BT Openreach gets a new 54 year-old CEO. But, will it still need him, will it still feed him, (and itself) when he's 64?
- Ofcom's languid approach to Strategic Review of Digital Communications means fate of 'natural' monopoly could yet take years to determine.
- By the time the regulatory framework for the next 10 years is in place, a quarter of it could already be over.
- BT's expertise in obfuscation and delay likely to be widely deployed.
- Regulator may be independent but UK government is against full-scale divestiture and sell-off of BT's wholesale arm.
This morning the UK's incumbent telco, BT, has announced that its access infrastructure division (and so-called 'natural' de facto monopoly), Openreach has a new CEO. He could be in the job for quite some time given that the last time the regulator, Ofcom, undertook a full scale market review, back in 2005, it took two and a half years fully to split-out Openreach into an 'arms length' and 'functionally separate' part of BT. Who knows how long it will take if full-scale divestment is ordered? One thing is for sure, BT could object and obfuscate almost indefinitely, it's had plenty of practice.
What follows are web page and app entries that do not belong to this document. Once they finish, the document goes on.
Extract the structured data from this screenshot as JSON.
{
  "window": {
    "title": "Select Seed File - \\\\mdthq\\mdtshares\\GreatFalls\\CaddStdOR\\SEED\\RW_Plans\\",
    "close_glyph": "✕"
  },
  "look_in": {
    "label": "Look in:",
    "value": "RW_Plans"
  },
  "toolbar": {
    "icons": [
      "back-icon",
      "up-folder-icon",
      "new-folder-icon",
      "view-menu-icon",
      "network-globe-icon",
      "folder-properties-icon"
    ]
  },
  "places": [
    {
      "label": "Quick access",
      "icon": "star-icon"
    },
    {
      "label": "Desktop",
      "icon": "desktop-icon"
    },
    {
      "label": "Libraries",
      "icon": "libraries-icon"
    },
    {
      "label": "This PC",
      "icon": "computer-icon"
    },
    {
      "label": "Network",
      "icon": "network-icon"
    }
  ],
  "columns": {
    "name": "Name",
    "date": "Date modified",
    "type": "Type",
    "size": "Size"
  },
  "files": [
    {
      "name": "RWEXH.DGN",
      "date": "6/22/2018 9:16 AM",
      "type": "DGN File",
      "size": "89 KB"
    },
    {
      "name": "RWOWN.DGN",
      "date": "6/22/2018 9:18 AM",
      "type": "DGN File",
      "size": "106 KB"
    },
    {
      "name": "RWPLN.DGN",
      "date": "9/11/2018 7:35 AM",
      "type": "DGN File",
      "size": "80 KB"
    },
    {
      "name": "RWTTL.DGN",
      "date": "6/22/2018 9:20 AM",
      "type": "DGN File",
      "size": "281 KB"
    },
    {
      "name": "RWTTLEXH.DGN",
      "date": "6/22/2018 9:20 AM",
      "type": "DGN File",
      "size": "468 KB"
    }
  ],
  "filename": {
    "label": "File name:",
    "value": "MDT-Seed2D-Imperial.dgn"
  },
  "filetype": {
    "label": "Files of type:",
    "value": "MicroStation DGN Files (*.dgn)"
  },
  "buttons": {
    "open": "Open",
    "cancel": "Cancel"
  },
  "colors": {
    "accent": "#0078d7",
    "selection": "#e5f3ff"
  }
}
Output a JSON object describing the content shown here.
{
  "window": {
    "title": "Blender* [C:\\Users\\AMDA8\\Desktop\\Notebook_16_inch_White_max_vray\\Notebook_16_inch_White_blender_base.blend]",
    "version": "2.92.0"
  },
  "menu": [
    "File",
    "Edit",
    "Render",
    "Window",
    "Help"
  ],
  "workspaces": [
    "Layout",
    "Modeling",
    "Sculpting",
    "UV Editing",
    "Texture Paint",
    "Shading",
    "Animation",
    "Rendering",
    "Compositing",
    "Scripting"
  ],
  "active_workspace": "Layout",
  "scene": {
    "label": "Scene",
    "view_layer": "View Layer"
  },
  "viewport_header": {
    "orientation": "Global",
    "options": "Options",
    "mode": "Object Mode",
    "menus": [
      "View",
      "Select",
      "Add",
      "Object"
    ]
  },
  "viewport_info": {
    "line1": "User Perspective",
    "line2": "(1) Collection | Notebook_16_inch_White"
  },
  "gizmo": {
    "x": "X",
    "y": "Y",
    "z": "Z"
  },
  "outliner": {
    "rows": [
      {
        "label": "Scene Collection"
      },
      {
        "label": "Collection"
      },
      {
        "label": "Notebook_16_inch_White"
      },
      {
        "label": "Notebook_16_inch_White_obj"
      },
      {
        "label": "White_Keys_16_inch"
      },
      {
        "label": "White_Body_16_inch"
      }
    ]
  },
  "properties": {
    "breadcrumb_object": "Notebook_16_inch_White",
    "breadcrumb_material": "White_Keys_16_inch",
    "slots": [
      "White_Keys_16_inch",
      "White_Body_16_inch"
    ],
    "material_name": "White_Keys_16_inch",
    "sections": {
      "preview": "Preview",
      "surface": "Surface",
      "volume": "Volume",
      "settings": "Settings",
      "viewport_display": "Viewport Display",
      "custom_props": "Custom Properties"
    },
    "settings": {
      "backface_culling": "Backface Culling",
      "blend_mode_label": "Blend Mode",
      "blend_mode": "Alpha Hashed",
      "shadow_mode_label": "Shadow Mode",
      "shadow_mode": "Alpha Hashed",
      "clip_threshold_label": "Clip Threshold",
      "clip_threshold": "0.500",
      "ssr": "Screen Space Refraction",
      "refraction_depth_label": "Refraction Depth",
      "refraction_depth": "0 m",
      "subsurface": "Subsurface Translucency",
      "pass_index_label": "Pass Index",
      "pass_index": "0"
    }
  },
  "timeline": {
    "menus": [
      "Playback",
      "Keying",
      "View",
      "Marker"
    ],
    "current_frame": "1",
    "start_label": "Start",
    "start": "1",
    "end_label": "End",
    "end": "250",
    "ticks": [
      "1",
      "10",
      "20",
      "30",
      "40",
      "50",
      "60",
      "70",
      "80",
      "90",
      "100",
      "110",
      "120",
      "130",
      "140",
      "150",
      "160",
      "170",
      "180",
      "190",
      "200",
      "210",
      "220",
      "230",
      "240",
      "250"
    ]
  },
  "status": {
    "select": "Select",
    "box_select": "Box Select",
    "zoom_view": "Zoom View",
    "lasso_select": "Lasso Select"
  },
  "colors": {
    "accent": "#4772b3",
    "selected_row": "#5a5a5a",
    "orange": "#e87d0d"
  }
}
So, the new man at the head of Openreach will Clive Selley, presently not only the boss of BT Technology, Service and Operations (TSO) but also Group Chief information Officer. Presumably one of the jobs is evening or weekend work.
A press release issued by BT this morning says "He has been at the forefront of innovation at BT driving changes that have benefited the entire industry as well as millions of customers across the UK". Mr. Selley will take over "sometime later this quarter" from from Joe Garner, who is quitting, rather unexpectedly, to become the CEO of the UK's Nationwide Building Society.
Openreach came into being 10 years ago, when BT and Ofcom reached an accommodation, as required required by the UK Enterprise Act of 2002, to ensure that BT's rival, competitive telcos could gain equality of access to the incumbent's last mile network. However, these rivals soon complained that BT was abusing its position as owner of Openreach by making it very hard, if not all but impossible, to co-locate their equipment in BT's exchanges, overcharging them and having a very cavalier and peculiar attitude to the concept of of customer service.
Ofcom has been undertaking a lengthy and much-trailed, but somewhat delayed and as yet yet unseen, Strategic Review of Digital Communications in Britain. The Review, which will articulate the regulatory framework of the UK's comms industry for the next decade, has had a slow gestation and a prolonged labour. It has been suggested that the delay in its publication (now, allegedly to take place by the end of this February, but who knows?) is down to the thorny issue of what to do with Openreach.
Last month Ofcom revealed that it is examining four possibilities: further deregulation of the market, the structural separation of of Openreach from BT, tweaking the current regime or leaving things just as they are. Option 3 would be a cop-out and Option 4 so unacceptable that would cause ongoing political and corporate division and ructions. Something has to be done and a decision made and meantime BT is doing all it can to persuade Ofcom to permit the maintenance of its highly advantageous status quo. Well, it would do, wouldn't it?
This is a political issue as much as anything else. The Conservative Party as the current government has a working majority in the UK House of Commons of just 16 seats and the minister with responsibility for 'Digital Britain', Ed Vaizey, is known to oppose a full-scale sell-off of Openreach. In an interview with the Financial Times he said, “I think full separation would be an enormous undertaking, incredibly time consuming [with] lots of potential to backfire."
Furthermore, there is also the politics related to the European Union to consider. Britain has a strange and frequently strained relationship with the EU and the mooted merger of O2 and Three still has to be approved by Brussels. Ofcom is also waiting for that to be given before publishing its Strategic Review but has already painted itself into a corner.
Sharon White, Ofcom's CEO, is on record as saying that "four operators [in the UK] is a competitive number." Many in the industry profoundly disagree with that assessment, not least because as part of the terms of reference that Ofcom set for itself was to give consumers and enterprises greater choice and the easy and quick ability to switch between service providers. However, time after time evidence has shown that when the number of players in a given comms market are reduced, competition declines as prices rise and service levels deteriorate.
In any event, whatever the decision eventually made about the future of Openreach, we can be assured that it will take an unconscionable time to be implemented. When Ofcom eventually gets round to publishing its proposals, the industry and other interested parties will have the opportunity to respond to then and make representations accordingly.
Ofcom says it hopes to have all of those sorted and answered by the end of this year - which means that Openreach will continue down its lucrative and restrictive path until at least 2017 and perhaps for considerably longer if its parent company, BT Group, digs in its heels and registers a series of objections and lodges appeals. If it goes so far as to ask for a judicial review or appeals to the European Commission, Mr. Selley may yet find himself in charge of Openreach until his retirement.